Resident feedback: (Le Medi) ‘We can close the gates – no cars – great for the kids to play – they don’t need to be supervised’
Gates enclosing estates have a long but controversial history. In London’s Peabody estates in the 19th century, gates and fences ensured that only the ‘working poor’ gained entrance to their superior courtyard environments whilst the rest could only dream. The war effort meant that those barriers were melted down – quite literally – and the Peabody estates have almost all remained un-gated to this day, a state of play which can cause tension, but which also speaks of a permeable and public sensibility. The 1980s famously brought a new spate of gated estates to London; subsequent studies have shown that gating housing makes its residents more fearful rather than less, as they learn to percieve the outside world as a threat. Clearly gates also create less permeability for all other citizens, as well as ensuring a divided, ‘us and them’ ground plane. In the Netherlands and other parts of northern Europe, I see very few fences and gates.
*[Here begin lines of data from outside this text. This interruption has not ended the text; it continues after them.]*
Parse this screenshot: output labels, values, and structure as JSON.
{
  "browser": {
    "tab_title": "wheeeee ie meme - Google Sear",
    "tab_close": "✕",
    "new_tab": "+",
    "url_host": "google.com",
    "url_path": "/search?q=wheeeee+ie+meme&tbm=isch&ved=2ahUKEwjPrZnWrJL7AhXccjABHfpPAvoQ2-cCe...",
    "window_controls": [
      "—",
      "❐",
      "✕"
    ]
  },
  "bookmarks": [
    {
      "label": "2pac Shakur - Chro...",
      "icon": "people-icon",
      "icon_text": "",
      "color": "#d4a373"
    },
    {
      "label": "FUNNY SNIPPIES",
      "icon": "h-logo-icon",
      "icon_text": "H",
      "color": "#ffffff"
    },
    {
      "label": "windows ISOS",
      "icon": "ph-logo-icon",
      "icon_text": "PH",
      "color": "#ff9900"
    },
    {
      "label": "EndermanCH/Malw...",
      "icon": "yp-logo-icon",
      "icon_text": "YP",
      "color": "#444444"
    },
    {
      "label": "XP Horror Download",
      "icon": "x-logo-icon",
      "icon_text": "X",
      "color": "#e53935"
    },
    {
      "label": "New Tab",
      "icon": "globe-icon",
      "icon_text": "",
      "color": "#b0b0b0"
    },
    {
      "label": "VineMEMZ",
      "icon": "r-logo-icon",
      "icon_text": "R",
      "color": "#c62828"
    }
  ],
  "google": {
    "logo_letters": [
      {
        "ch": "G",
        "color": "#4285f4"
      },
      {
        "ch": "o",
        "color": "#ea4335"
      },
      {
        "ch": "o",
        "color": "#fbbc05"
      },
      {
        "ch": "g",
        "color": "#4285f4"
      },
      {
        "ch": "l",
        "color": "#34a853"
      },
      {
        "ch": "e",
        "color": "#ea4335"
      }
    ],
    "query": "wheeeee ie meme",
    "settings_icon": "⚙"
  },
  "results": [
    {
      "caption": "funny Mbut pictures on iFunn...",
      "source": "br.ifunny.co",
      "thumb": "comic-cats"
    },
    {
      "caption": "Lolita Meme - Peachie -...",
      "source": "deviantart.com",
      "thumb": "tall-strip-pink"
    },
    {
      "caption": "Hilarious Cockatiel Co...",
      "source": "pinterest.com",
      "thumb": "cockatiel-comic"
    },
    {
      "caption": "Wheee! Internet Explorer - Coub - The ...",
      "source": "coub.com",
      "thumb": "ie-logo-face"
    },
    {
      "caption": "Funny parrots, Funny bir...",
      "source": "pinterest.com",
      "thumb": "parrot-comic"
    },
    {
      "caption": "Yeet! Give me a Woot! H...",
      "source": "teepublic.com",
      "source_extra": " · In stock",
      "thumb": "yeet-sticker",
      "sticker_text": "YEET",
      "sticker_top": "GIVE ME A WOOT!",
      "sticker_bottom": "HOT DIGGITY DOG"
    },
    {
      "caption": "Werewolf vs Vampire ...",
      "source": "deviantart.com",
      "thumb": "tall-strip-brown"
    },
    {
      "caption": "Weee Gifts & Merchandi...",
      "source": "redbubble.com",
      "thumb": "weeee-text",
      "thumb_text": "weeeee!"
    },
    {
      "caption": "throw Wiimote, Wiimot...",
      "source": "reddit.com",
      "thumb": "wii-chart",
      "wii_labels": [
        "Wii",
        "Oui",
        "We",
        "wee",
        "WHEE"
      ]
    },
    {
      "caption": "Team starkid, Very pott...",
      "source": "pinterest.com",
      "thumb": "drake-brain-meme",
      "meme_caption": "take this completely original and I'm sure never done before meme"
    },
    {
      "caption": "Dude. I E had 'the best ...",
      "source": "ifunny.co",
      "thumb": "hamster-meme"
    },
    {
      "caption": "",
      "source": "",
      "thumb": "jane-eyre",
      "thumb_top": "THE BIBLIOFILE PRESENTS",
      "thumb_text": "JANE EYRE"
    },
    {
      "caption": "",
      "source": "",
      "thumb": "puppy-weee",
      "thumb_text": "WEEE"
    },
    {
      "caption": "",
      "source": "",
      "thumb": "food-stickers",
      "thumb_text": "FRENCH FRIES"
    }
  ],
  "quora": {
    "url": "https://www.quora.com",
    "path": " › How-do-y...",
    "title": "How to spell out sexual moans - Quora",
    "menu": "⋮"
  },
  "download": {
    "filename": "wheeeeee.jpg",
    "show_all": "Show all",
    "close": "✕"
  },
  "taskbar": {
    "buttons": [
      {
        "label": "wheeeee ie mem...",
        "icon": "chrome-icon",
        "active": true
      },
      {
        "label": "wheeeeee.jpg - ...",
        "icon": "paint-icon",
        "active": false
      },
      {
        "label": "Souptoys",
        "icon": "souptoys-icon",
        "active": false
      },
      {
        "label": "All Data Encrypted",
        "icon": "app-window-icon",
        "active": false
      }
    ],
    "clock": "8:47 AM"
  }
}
Dutch visitors to London recently played ‘spot the fence type’ with me – and we counted at least 20 before I felt embarrassed at how many ways the Brits had managed to cut themselves off from other people. But can a boundary of sorts sometimes have advantages?
At Le Medi, gates are closed to traffic and the residents can choose whether or not to leave the pedestrian gates open. The resident I met mentioned the sense of safety/autonomy for playing children as his number one plus point for his home, citing also the neighbours and community as being ‘gezellig‘. There are many cultural and architectural layers to Le Medi which I haven’t room for here, but it manages to combine a north African aesthetic with the special Dutch way of appropriating and defining one’s notional front garden with big plants, bikes and public seating. I confess that I do enjoy walking around car-free residential environments, but I do also like the notion that I can, as a member of the public, walk through there unimpeded.
Justuskwartier is a 1922 estate on the city edge of Rotterdam, innovative in its day for pioneering deck access as well as communal facilities such as baths and a heating system. It has recently had a make-over by its housing association owners to restore it back to its original brickwork finish and include new raised beds. One of the new features was large boundary gates, something remarked on by the resident I met, who approved of this security, which is implemented at 8pm. He also mentioned that his flat was expensive, and I realised that the attractive 20s architecture was now fetching a premium, having previously probably been seen as ‘not market’ housing. Surrounding Justuskwartier is far inferior new affordable housing which does not live up to the craft and detail of its illustrious, philanthropy-styled neighbour. I suspect that the gates are sadly now dividing the more affluent in the ‘heritage buildings’ from the newer lower income residents beyond.
Thanks to Joost Kok from Macreanor Lavington for pointing me to both of these schemes.